Cyclin-Dependent Kinase (CDK) Inhibitors: Structure–Activity Relationships and Insights into the CDK‑2 Selectivity of 6‑Substituted 2‑Arylaminopurines
journal contributionposted on 22.12.2016, 00:00 by Christopher R. Coxon, Elizabeth Anscombe, Suzannah J. Harnor, Mathew P. Martin, Benoit Carbain, Bernard T. Golding, Ian R. Hardcastle, Lisa K. Harlow, Svitlana Korolchuk, Christopher J. Matheson, David R. Newell, Martin E. M. Noble, Mangaleswaran Sivaprakasam, Susan J. Tudhope, David M. Turner, Lan Z. Wang, Stephen R. Wedge, Christopher Wong, Roger J. Griffin, Jane A. Endicott, Céline Cano

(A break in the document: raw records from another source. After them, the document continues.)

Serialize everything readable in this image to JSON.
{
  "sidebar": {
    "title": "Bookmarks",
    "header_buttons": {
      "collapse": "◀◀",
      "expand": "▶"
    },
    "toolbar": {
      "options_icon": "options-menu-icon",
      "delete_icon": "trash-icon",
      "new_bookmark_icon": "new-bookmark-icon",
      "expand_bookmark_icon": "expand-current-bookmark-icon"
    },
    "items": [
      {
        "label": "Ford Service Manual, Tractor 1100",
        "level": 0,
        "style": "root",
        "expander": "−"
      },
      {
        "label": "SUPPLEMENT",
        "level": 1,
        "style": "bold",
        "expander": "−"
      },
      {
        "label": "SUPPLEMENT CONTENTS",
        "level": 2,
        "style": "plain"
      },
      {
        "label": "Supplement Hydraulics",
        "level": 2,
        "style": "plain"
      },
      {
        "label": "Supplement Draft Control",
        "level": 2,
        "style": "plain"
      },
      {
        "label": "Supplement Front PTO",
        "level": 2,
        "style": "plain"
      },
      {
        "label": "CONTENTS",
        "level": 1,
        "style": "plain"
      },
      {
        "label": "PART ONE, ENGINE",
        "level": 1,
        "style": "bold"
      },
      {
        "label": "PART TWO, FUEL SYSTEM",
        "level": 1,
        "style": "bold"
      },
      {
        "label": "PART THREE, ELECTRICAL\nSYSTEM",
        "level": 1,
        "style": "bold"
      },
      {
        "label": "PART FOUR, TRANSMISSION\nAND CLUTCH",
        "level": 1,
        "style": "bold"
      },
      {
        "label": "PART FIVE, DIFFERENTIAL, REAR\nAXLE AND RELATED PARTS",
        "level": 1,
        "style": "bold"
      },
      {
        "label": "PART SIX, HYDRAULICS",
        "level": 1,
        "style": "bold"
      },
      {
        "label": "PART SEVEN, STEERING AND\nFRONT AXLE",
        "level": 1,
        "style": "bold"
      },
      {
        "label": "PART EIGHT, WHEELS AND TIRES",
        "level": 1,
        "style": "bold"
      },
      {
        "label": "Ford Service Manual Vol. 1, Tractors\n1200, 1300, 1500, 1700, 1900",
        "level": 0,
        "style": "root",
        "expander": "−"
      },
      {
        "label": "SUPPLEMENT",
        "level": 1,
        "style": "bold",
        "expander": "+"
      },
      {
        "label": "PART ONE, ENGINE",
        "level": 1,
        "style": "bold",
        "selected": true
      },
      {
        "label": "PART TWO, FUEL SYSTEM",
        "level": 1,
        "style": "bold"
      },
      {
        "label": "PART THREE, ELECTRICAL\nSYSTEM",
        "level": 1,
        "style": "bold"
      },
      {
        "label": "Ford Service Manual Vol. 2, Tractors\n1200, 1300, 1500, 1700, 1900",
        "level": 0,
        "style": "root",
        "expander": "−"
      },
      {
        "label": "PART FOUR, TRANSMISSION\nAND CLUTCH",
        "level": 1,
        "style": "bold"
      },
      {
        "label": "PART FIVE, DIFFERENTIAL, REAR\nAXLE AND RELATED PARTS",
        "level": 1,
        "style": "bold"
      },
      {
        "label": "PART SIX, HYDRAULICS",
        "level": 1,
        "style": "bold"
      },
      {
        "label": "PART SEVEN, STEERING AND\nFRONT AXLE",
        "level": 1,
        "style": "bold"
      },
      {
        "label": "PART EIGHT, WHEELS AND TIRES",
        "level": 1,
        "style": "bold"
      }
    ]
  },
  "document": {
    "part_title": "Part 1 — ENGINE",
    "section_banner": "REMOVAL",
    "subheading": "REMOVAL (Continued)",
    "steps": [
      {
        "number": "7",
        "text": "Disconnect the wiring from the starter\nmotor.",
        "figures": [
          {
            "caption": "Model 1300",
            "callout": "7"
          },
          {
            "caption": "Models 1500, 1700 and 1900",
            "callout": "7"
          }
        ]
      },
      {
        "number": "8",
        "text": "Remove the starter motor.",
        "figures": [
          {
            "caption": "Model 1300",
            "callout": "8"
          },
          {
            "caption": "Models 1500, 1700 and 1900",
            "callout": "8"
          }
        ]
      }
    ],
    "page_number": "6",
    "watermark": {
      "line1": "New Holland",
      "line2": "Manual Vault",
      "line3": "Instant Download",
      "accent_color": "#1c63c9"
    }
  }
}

Purines and related heterocycles substituted at C-2 with 4′-sulfamoylanilino and at C-6 with a variety of groups have been synthesized with the aim of achieving selectivity of binding to CDK2 over CDK1. 6-Substituents that favor competitive inhibition at the ATP binding site of CDK2 were identified and typically exhibited 10–80-fold greater inhibition of CDK2 compared to CDK1. Most impressive was 4-((6-([1,1′-biphenyl]-3-yl)-9H-purin-2-yl)amino) benzenesulfonamide (73) that exhibited high potency toward CDK2 (IC50 0.044 μM) but was ∼2000-fold less active toward CDK1 (IC50 86 μM). This compound is therefore a useful tool for studies of cell cycle regulation. Crystal structures of inhibitor–kinase complexes showed that the inhibitor stabilizes a glycine-rich loop conformation that shapes the ATP ribose binding pocket and that is preferred in CDK2 but has not been observed in CDK1. This aspect of the active site may be exploited for the design of inhibitors that distinguish between CDK1 and CDK2.